What Does Your Personal Brand Say About You?

September 22nd, 2010 2 Min read What Does Your Personal Brand Say About You? Blog

The launch of the new CompHealth brand campaign and promise reminded me of this quote:

"Regardless of age, regardless of position, regardless of the business we happen to be in, all of us need to understand the importance of branding. We are CEOs of our own companies: Me Inc. To be in business today, our most important job is to be head marketer for the brand called You." Tom Peters in Fast Company, 1997

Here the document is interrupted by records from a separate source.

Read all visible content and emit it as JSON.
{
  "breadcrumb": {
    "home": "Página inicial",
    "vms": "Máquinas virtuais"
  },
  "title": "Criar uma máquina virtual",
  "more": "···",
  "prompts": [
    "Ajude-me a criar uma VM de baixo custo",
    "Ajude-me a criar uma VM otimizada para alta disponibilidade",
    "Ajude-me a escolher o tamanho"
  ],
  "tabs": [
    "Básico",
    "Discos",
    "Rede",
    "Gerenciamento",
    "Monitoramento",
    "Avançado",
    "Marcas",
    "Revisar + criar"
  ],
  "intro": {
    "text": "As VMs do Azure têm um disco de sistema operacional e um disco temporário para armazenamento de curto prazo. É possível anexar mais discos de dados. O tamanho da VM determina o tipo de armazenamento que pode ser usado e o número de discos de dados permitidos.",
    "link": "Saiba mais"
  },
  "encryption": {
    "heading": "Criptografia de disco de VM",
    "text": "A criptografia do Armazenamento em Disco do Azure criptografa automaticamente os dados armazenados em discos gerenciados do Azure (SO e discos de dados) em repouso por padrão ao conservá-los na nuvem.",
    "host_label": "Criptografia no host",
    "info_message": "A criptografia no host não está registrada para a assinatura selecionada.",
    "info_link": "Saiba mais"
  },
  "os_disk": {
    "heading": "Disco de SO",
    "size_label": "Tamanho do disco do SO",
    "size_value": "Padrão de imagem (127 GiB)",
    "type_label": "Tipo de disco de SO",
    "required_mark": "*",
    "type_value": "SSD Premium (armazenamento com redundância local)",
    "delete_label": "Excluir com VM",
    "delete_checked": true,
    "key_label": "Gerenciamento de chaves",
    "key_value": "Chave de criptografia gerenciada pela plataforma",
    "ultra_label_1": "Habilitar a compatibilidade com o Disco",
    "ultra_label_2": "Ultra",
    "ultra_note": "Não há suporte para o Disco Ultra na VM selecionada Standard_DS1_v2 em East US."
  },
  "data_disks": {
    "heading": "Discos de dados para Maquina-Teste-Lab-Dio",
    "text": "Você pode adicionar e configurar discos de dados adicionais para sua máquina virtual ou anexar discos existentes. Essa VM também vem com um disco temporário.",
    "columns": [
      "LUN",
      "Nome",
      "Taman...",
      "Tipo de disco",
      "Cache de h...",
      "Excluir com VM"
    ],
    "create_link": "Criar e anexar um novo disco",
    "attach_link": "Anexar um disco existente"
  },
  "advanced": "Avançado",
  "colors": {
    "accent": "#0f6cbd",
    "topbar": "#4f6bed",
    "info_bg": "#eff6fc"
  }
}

At CompHealth, we work hard to demonstrate our brand through action. We have the best people to help you provide the best healthcare. As a healthcare provider, you also have a brand. We are extremely grateful to those providers who embody our brand and are the reflection of what we so proudly represent. Some of our providers work to purposefully create a brand, and others do not. Unfortunately, when we do not work to create our own brand, someone else may do it for us, and it is possible we won't like the result. I've been fortunate in my 13 years in the recruiting industry to see fantastic examples of branding in action. Skill and knowledge can't be underestimated in the medical profession, but I have seen physicians exceed all expectations, winning awards and accolades, not based on skill alone but based in part on their personal brand. Unfortunately, I've also seen the opposite, a highly skilled, extremely competent, well trained physician with a tainted reputation based upon perceptions. The only way to control our brand is to paint the picture of how we see ourselves and how we want others to see us.

"Dr. Johnson is a very caring individual, is punctual, efficient, provides excellent care to our patients, and is very patient-centered. In addition, he is very reliable and easy to work with." "Dr. Smith is a pleasant, competent physician; however we had numerous issues with nursing/hospital staff attempting to reach him when needed. Dr. Smith was not quick to respond to pagers or telephone calls. He claimed it was beeper/telephone issues."

I've changed the names here to protect identity and confidentiality but I know both healthcare practitioners, and would feel confident in having myself or my family receive care from either of them. At the core, they are both excellent physicians working to better the lives of their patients. Unfortunately, the latter has not worked to paint the picture of what he represents. His behavior, being slow to respond to calls, regardless of the reasoning, painted a picture to others that he was not reliable. In the end, though his clinical reviews were excellent, he was not asked to return. The first physician, has been requested to work numerous times at multiple facilities, he has chosen to do volunteer work in under-served areas abroad, but many of our facilities would hire him in a heartbeat! It is always a good exercise to stop and reflect upon your brand. How do your colleagues view you? Do you project a positive brand? Would you want to work with you? If you take a hard look and can honestly say yes, congratulations! If you have some questions, ask a friend, a colleague or a family member how they view you. It may be time to do some goal setting and personal PR. What is your brand? Tell us about it. How do you work to communicate your brand?